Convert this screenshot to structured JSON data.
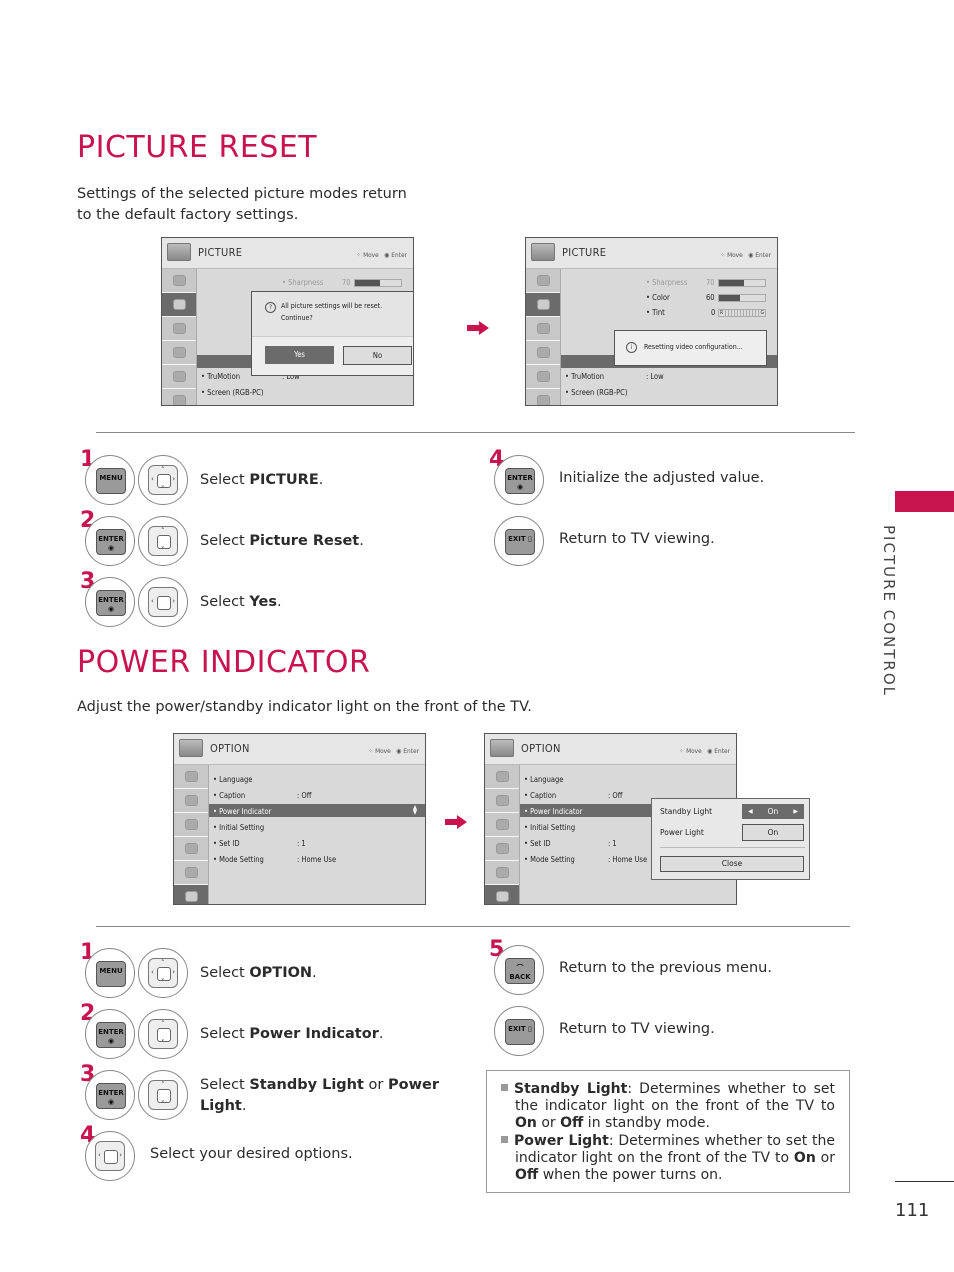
{
  "page_number": "111",
  "side_tab": {
    "label": "PICTURE CONTROL",
    "accent": "#c8134f"
  },
  "picture_reset": {
    "title": "PICTURE RESET",
    "description_lines": [
      "Settings of the selected picture modes return",
      "to the default factory settings."
    ],
    "screen1": {
      "title": "PICTURE",
      "hint_move": "Move",
      "hint_enter": "Enter",
      "items": {
        "sharpness": "• Sharpness",
        "sharpness_val": "70",
        "trumotion": "• TruMotion",
        "trumotion_val": ": Low",
        "screen": "• Screen (RGB-PC)"
      },
      "dialog": {
        "message_line1": "All picture settings will be reset.",
        "message_line2": "Continue?",
        "yes": "Yes",
        "no": "No"
      }
    },
    "screen2": {
      "title": "PICTURE",
      "hint_move": "Move",
      "hint_enter": "Enter",
      "items": {
        "sharpness": "• Sharpness",
        "sharpness_val": "70",
        "sharpness_level": 0.55,
        "color": "• Color",
        "color_val": "60",
        "color_level": 0.45,
        "tint": "• Tint",
        "tint_val": "0",
        "tint_left": "R",
        "tint_right": "G",
        "trumotion": "• TruMotion",
        "trumotion_val": ": Low",
        "screen": "• Screen (RGB-PC)"
      },
      "toast": "Resetting video configuration..."
    },
    "steps": [
      {
        "num": "1",
        "key": "MENU",
        "pad": "4way",
        "pre": "Select ",
        "bold": "PICTURE",
        "post": "."
      },
      {
        "num": "2",
        "key": "ENTER",
        "pad": "updown",
        "pre": "Select ",
        "bold": "Picture Reset",
        "post": "."
      },
      {
        "num": "3",
        "key": "ENTER",
        "pad": "leftright",
        "pre": "Select ",
        "bold": "Yes",
        "post": "."
      },
      {
        "num": "4",
        "key": "ENTER",
        "text": "Initialize the adjusted value."
      },
      {
        "num": "",
        "key": "EXIT",
        "text": "Return to TV viewing."
      }
    ]
  },
  "power_indicator": {
    "title": "POWER INDICATOR",
    "description": "Adjust the power/standby indicator light on the front of the TV.",
    "screen1": {
      "title": "OPTION",
      "hint_move": "Move",
      "hint_enter": "Enter",
      "items": [
        {
          "label": "• Language",
          "value": ""
        },
        {
          "label": "• Caption",
          "value": ": Off"
        },
        {
          "label": "• Power Indicator",
          "value": "",
          "selected": true
        },
        {
          "label": "• Initial Setting",
          "value": ""
        },
        {
          "label": "• Set ID",
          "value": ": 1"
        },
        {
          "label": "• Mode Setting",
          "value": ": Home Use"
        }
      ]
    },
    "screen2": {
      "title": "OPTION",
      "hint_move": "Move",
      "hint_enter": "Enter",
      "items": [
        {
          "label": "• Language",
          "value": ""
        },
        {
          "label": "• Caption",
          "value": ": Off"
        },
        {
          "label": "• Power Indicator",
          "value": "",
          "selected": true
        },
        {
          "label": "• Initial Setting",
          "value": ""
        },
        {
          "label": "• Set ID",
          "value": ": 1"
        },
        {
          "label": "• Mode Setting",
          "value": ": Home Use"
        }
      ],
      "popup": {
        "standby_label": "Standby Light",
        "standby_value": "On",
        "power_label": "Power Light",
        "power_value": "On",
        "close": "Close"
      }
    },
    "steps": [
      {
        "num": "1",
        "key": "MENU",
        "pre": "Select ",
        "bold": "OPTION",
        "post": "."
      },
      {
        "num": "2",
        "key": "ENTER",
        "pre": "Select ",
        "bold": "Power Indicator",
        "post": "."
      },
      {
        "num": "3",
        "key": "ENTER",
        "pre": "Select ",
        "bold": "Standby Light",
        "mid": " or ",
        "bold2": "Power",
        "line2bold": "Light",
        "post": "."
      },
      {
        "num": "4",
        "text": "Select your desired options."
      },
      {
        "num": "5",
        "key": "BACK",
        "text": "Return to the previous menu."
      },
      {
        "num": "",
        "key": "EXIT",
        "text": "Return to TV viewing."
      }
    ],
    "notes": [
      {
        "bold": "Standby Light",
        "text": ": Determines whether to set the indicator light on the front of the TV to ",
        "b2": "On",
        "t2": " or ",
        "b3": "Off",
        "t3": " in standby mode."
      },
      {
        "bold": "Power Light",
        "text": ": Determines whether to set the indicator light on the front of the TV to ",
        "b2": "On",
        "t2": " or ",
        "b3": "Off",
        "t3": " when the power turns on."
      }
    ]
  }
}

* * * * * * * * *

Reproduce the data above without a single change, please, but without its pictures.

> **ANSWER SECTION**:
Convert this screenshot to structured JSON data.
{
  "page_number": "111",
  "side_tab": {
    "label": "PICTURE CONTROL",
    "accent": "#c8134f"
  },
  "picture_reset": {
    "title": "PICTURE RESET",
    "description_lines": [
      "Settings of the selected picture modes return",
      "to the default factory settings."
    ],
    "screen1": {
      "title": "PICTURE",
      "hint_move": "Move",
      "hint_enter": "Enter",
      "items": {
        "sharpness": "• Sharpness",
        "sharpness_val": "70",
        "trumotion": "• TruMotion",
        "trumotion_val": ": Low",
        "screen": "• Screen (RGB-PC)"
      },
      "dialog": {
        "message_line1": "All picture settings will be reset.",
        "message_line2": "Continue?",
        "yes": "Yes",
        "no": "No"
      }
    },
    "screen2": {
      "title": "PICTURE",
      "hint_move": "Move",
      "hint_enter": "Enter",
      "items": {
        "sharpness": "• Sharpness",
        "sharpness_val": "70",
        "sharpness_level": 0.55,
        "color": "• Color",
        "color_val": "60",
        "color_level": 0.45,
        "tint": "• Tint",
        "tint_val": "0",
        "tint_left": "R",
        "tint_right": "G",
        "trumotion": "• TruMotion",
        "trumotion_val": ": Low",
        "screen": "• Screen (RGB-PC)"
      },
      "toast": "Resetting video configuration..."
    },
    "steps": [
      {
        "num": "1",
        "key": "MENU",
        "pad": "4way",
        "pre": "Select ",
        "bold": "PICTURE",
        "post": "."
      },
      {
        "num": "2",
        "key": "ENTER",
        "pad": "updown",
        "pre": "Select ",
        "bold": "Picture Reset",
        "post": "."
      },
      {
        "num": "3",
        "key": "ENTER",
        "pad": "leftright",
        "pre": "Select ",
        "bold": "Yes",
        "post": "."
      },
      {
        "num": "4",
        "key": "ENTER",
        "text": "Initialize the adjusted value."
      },
      {
        "num": "",
        "key": "EXIT",
        "text": "Return to TV viewing."
      }
    ]
  },
  "power_indicator": {
    "title": "POWER INDICATOR",
    "description": "Adjust the power/standby indicator light on the front of the TV.",
    "screen1": {
      "title": "OPTION",
      "hint_move": "Move",
      "hint_enter": "Enter",
      "items": [
        {
          "label": "• Language",
          "value": ""
        },
        {
          "label": "• Caption",
          "value": ": Off"
        },
        {
          "label": "• Power Indicator",
          "value": "",
          "selected": true
        },
        {
          "label": "• Initial Setting",
          "value": ""
        },
        {
          "label": "• Set ID",
          "value": ": 1"
        },
        {
          "label": "• Mode Setting",
          "value": ": Home Use"
        }
      ]
    },
    "screen2": {
      "title": "OPTION",
      "hint_move": "Move",
      "hint_enter": "Enter",
      "items": [
        {
          "label": "• Language",
          "value": ""
        },
        {
          "label": "• Caption",
          "value": ": Off"
        },
        {
          "label": "• Power Indicator",
          "value": "",
          "selected": true
        },
        {
          "label": "• Initial Setting",
          "value": ""
        },
        {
          "label": "• Set ID",
          "value": ": 1"
        },
        {
          "label": "• Mode Setting",
          "value": ": Home Use"
        }
      ],
      "popup": {
        "standby_label": "Standby Light",
        "standby_value": "On",
        "power_label": "Power Light",
        "power_value": "On",
        "close": "Close"
      }
    },
    "steps": [
      {
        "num": "1",
        "key": "MENU",
        "pre": "Select ",
        "bold": "OPTION",
        "post": "."
      },
      {
        "num": "2",
        "key": "ENTER",
        "pre": "Select ",
        "bold": "Power Indicator",
        "post": "."
      },
      {
        "num": "3",
        "key": "ENTER",
        "pre": "Select ",
        "bold": "Standby Light",
        "mid": " or ",
        "bold2": "Power",
        "line2bold": "Light",
        "post": "."
      },
      {
        "num": "4",
        "text": "Select your desired options."
      },
      {
        "num": "5",
        "key": "BACK",
        "text": "Return to the previous menu."
      },
      {
        "num": "",
        "key": "EXIT",
        "text": "Return to TV viewing."
      }
    ],
    "notes": [
      {
        "bold": "Standby Light",
        "text": ": Determines whether to set the indicator light on the front of the TV to ",
        "b2": "On",
        "t2": " or ",
        "b3": "Off",
        "t3": " in standby mode."
      },
      {
        "bold": "Power Light",
        "text": ": Determines whether to set the indicator light on the front of the TV to ",
        "b2": "On",
        "t2": " or ",
        "b3": "Off",
        "t3": " when the power turns on."
      }
    ]
  }
}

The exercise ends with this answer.